[Opening DATA SUPPLIED section]

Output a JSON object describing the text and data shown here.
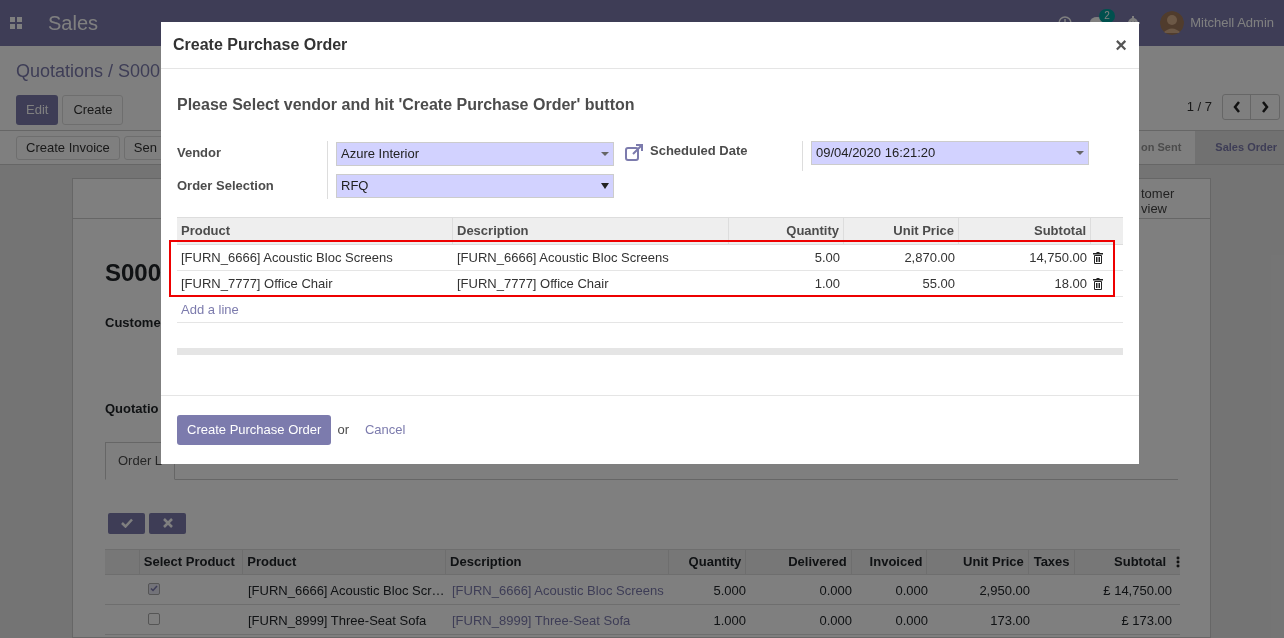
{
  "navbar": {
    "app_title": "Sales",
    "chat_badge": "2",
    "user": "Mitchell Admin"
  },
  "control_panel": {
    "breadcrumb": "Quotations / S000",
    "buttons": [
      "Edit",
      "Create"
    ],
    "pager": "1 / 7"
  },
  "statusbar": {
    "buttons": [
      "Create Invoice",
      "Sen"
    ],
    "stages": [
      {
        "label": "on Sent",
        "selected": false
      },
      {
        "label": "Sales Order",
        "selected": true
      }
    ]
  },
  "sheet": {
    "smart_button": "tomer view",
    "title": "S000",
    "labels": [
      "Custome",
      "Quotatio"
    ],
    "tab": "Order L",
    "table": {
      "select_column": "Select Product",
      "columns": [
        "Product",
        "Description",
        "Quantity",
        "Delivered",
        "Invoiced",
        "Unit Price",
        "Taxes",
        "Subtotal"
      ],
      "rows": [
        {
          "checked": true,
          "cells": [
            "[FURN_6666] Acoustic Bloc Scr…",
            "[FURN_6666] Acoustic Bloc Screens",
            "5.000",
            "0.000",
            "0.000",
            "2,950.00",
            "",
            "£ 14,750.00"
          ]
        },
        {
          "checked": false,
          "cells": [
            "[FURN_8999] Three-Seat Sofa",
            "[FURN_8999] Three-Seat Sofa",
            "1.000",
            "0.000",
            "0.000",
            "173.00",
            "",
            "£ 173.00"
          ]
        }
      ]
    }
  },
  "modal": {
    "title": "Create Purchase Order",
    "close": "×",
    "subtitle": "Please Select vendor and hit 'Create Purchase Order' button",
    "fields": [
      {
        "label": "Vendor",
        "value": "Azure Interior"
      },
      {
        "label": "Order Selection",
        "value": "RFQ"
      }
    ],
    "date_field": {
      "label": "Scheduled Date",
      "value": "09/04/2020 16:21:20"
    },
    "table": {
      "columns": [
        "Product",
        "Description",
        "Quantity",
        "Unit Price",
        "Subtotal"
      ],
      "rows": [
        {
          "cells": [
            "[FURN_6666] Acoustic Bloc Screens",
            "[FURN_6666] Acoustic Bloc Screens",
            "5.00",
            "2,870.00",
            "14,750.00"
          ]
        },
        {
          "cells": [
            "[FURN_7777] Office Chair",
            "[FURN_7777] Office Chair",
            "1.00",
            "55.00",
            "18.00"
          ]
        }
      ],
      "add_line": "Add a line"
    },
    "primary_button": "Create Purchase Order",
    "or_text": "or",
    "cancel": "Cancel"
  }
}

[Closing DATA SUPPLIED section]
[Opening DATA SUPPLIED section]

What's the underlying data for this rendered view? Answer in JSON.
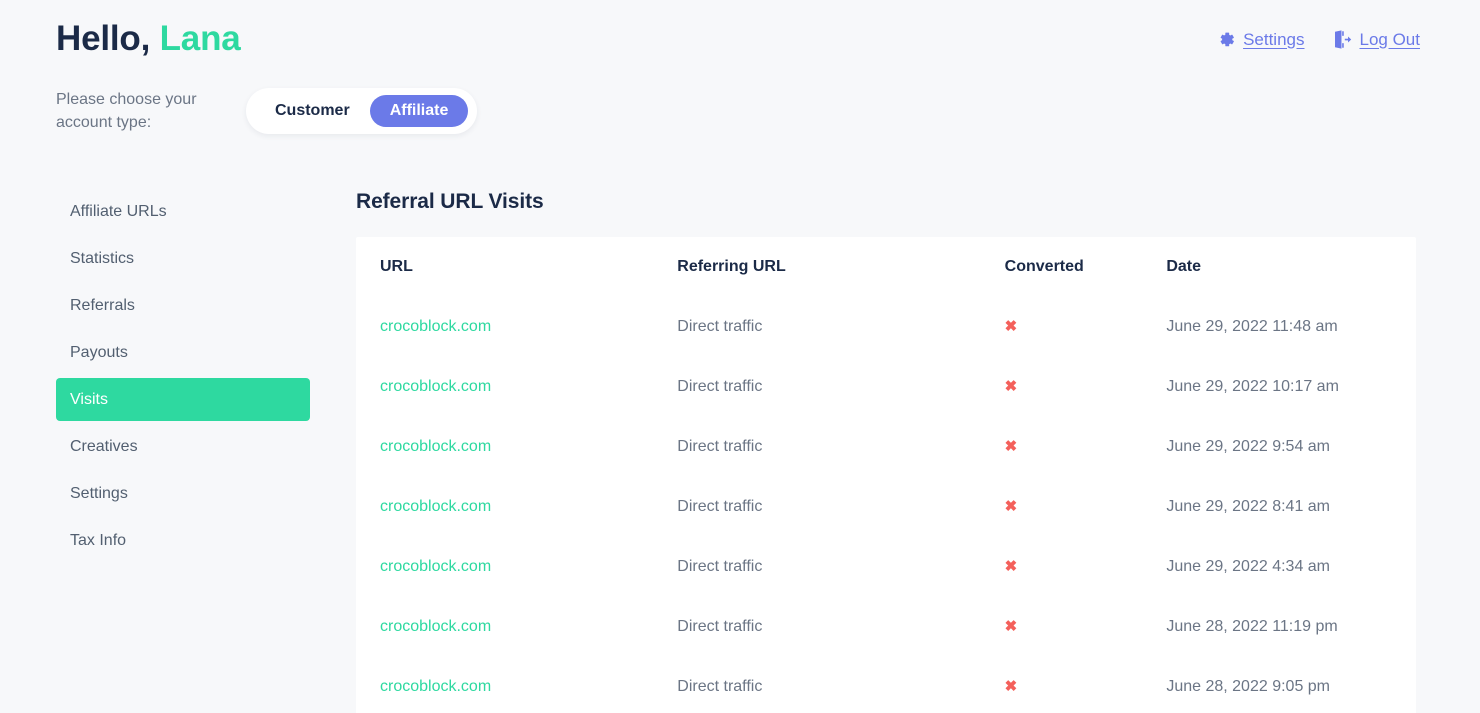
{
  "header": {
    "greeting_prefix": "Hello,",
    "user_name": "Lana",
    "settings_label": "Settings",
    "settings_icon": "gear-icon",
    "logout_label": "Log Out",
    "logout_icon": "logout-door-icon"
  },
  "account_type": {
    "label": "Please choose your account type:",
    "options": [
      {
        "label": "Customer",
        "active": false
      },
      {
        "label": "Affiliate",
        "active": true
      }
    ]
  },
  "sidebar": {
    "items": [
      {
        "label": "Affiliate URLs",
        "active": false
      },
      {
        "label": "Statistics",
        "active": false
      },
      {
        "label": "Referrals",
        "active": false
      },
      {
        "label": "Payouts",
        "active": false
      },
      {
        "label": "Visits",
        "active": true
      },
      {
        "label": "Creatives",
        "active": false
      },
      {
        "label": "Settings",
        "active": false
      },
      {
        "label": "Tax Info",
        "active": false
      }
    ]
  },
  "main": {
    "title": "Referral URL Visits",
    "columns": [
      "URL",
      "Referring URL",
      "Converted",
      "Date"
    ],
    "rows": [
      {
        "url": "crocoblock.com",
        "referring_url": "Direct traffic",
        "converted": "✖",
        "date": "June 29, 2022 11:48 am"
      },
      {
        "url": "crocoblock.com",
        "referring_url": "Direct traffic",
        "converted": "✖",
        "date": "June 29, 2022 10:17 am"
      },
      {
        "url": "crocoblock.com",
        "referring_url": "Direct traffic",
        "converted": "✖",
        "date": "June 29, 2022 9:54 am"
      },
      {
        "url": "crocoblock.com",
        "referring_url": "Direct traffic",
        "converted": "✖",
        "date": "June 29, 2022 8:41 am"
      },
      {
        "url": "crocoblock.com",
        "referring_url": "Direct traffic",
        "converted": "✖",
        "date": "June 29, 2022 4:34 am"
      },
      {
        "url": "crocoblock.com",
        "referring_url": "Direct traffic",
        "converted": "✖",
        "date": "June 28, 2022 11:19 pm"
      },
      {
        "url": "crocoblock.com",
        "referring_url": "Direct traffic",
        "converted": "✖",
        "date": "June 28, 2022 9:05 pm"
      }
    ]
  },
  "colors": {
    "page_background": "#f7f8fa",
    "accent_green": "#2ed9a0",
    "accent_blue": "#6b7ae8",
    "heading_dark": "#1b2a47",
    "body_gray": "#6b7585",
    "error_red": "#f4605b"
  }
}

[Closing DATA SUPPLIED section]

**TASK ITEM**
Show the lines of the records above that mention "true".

**RESPONSE AREA**
        "selected": true
          "checked": true,
        "active": true
        "active": true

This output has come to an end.